In case you didn’t read the Carcharias review, I should say that both they and the Megalodon use an open headphone design, meaning that they’re lighter and more airy, but also let sound out and in. If you’re in a dorm or something, it’s probably worth considering that if you have these up loud, your roommates will hear everything. Likewise, you’ll hear the music they’re playing, cars in the street and so on. This is neither a good nor a bad thing — it’s just a choice you have to make. The G35s had superb isolation, being closed and well-fitted, but they made my ears sweat. Yeah, gross, I know, but if you have loud roommates as I did in college, it might be worth it to get some closed cans.

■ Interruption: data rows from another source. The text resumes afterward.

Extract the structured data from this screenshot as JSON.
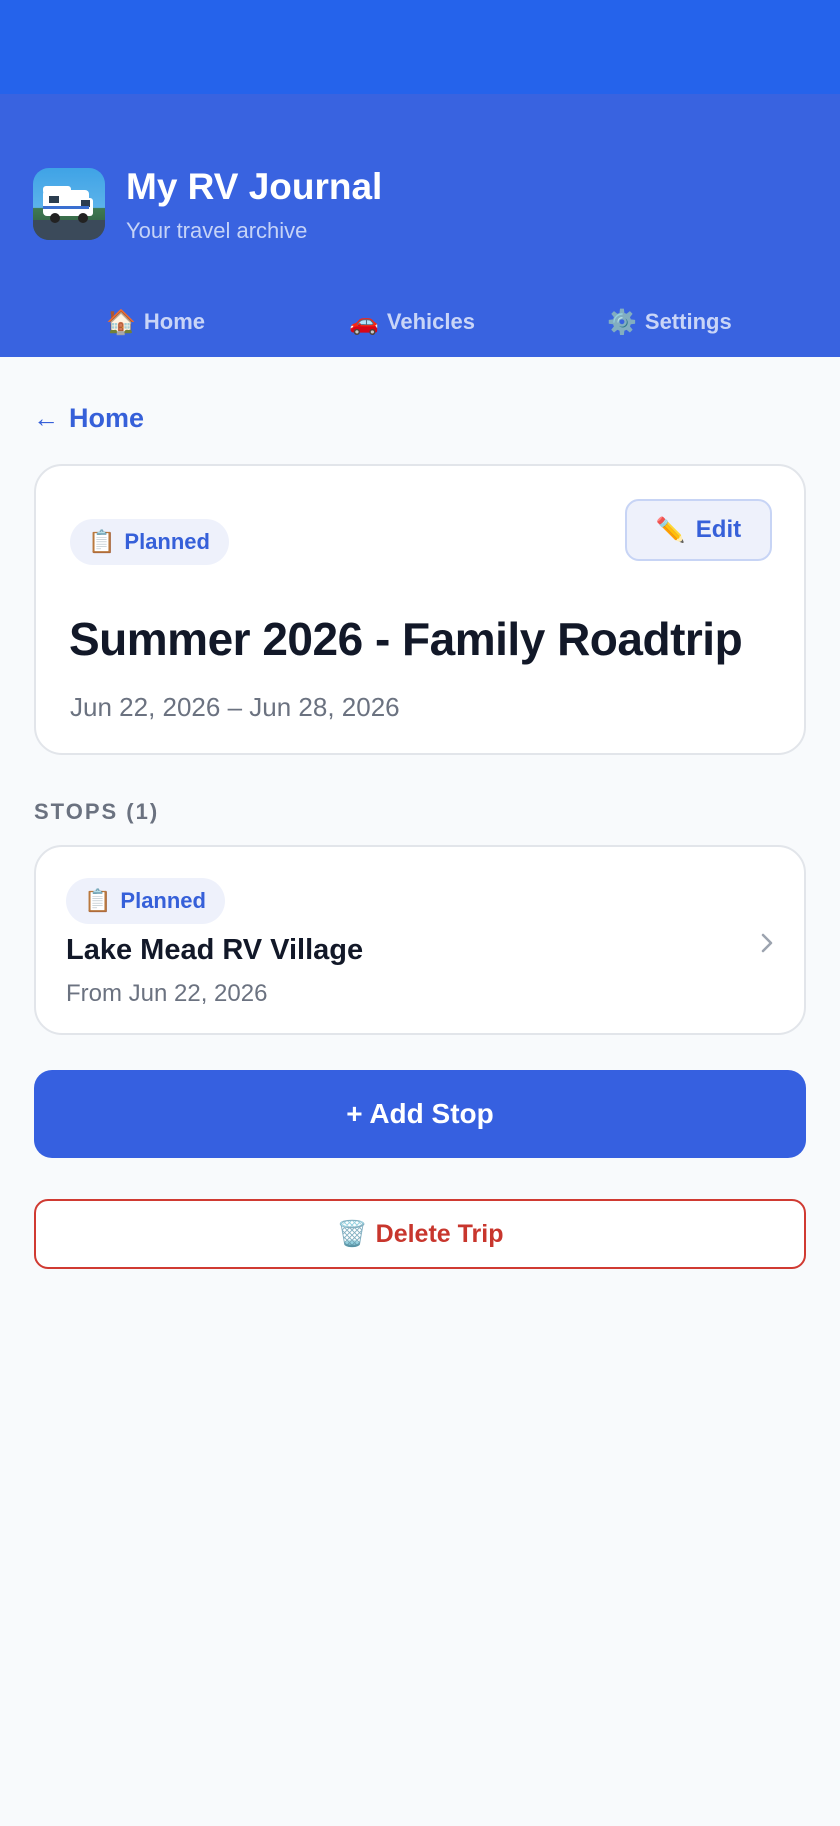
{
  "app": {
    "title": "My RV Journal",
    "subtitle": "Your travel archive",
    "logo_icon": "rv-camper-icon"
  },
  "nav": [
    {
      "icon": "🏠",
      "label": "Home"
    },
    {
      "icon": "🚗",
      "label": "Vehicles"
    },
    {
      "icon": "⚙️",
      "label": "Settings"
    }
  ],
  "back": {
    "arrow": "←",
    "label": "Home"
  },
  "trip": {
    "status_icon": "📋",
    "status": "Planned",
    "edit_icon": "✏️",
    "edit_label": "Edit",
    "title": "Summer 2026 - Family Roadtrip",
    "dates": "Jun 22, 2026 – Jun 28, 2026"
  },
  "stops_section": {
    "label": "STOPS (1)"
  },
  "stops": [
    {
      "status_icon": "📋",
      "status": "Planned",
      "name": "Lake Mead RV Village",
      "date": "From Jun 22, 2026"
    }
  ],
  "actions": {
    "add_stop": "+ Add Stop",
    "delete_icon": "🗑️",
    "delete_trip": "Delete Trip"
  },
  "colors": {
    "status_bar": "#2563eb",
    "header": "#3963e0",
    "accent": "#3660d9",
    "danger": "#c8362d",
    "background": "#f8fafc"
  }
}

On the flip side, the sound doesn’t seem to be affected by their openness. There’s a sort of common wisdom that closed headphones provide better sound, and while they do provide better isolation, the sound can still vary considerably. This headset sounds great; if you have a game or movie that actually supports virtual surround (more on this shortly), you’re golden. I felt that the high end was more balanced on the Megalodon than the G35 — or maybe it was how they handled the surround, but the hissing of dispensers in Team Fortress 2 was nowhere near as harsh. Sound placement was great, and the surround sound functioned just fine in several games.

The main issue I had is this: if you’re listening to something that isn’t surround sound, the Megalodon is pretty awful at faking it. I found that the G35s were passable at taking a stereo signal, or a non-compatible surround sound signal, and making it at least a little bigger. But the Megalodon does something to non-surround inputs that makes them sound like you’re in a can. A small can. Now, this is easily remedied by switching to non-virtualized regular stereo sound — which is fine — but it’s a little disappointing that it can’t fake it as well as the others.

The microphone works with no trouble and sounds just fine; the ability to tweak it in-game is great, since I don’t trust my in-OS or in-game sensitivity to work all the time. You can change the actual sensitivity, mute it, or adjust the feedback (so you don’t yell — seriously, people).

Overall the sound is great. If you can deal with not being able to watch a stereo movie in virtualized surround, there’s not a problem to be found.

img_3147What’s with the stand?

Here’s something I expect to be fixed in the next generation of these things. The Megalodon (and can I just say, referring to it in the singular is extremely difficult for me to do) comes with a stand… and it’s a joke. They need to tie the guy who made this thing to a post and whip him with Cat 5 cables until he admits it’s a piece of garbage. Sorry, but it’s terrible. It’s not tall enough to hold the headphones, really — they slouch and fall off. Where does the cable go? You can roll it up and put it in the hollow center, I guess, and then seal it in with the puck, but man that is difficult and awkward, and then you’ve got this other cord going to the headphones themselves. Seriously, I’d love to put these on a stand — they look great — but this thing is a disaster.

On the plus side, they also come with this genuinely awesome carrying case. You want to look cool at a LAN party? Bust out this professional-looking piece of kit. Everybody will fear you.


The other shoe

Razer has continually impressed me with their gaming headsets, and the Megalodon is the best yet. It adds functionality to the already-solid Carcharias without compromising in any way, and apart from the metallic effect when you have an incompatible source, the sound is great.

But here’s where we hit a bit of a bump. These bastards cost $150, and I don’t see them around for any less. Even Logitech, famous for expensive gear, has the G35 for considerably less — under $115 at B&H, as I write this. As great as the Megalodon is, I can’t say it’s $40 better than the G35 — or for that matter, $80 better than the Carcharias, with which they have so much in common. I’ve recommended expensive headphones before (the Klipsch X5s at over $200), but that was because they were exceptional. The Megalodon is merely excellent. If you’re on a budget right now, your best bet is to hold off. This is a great headset, but, at $150, a luxury.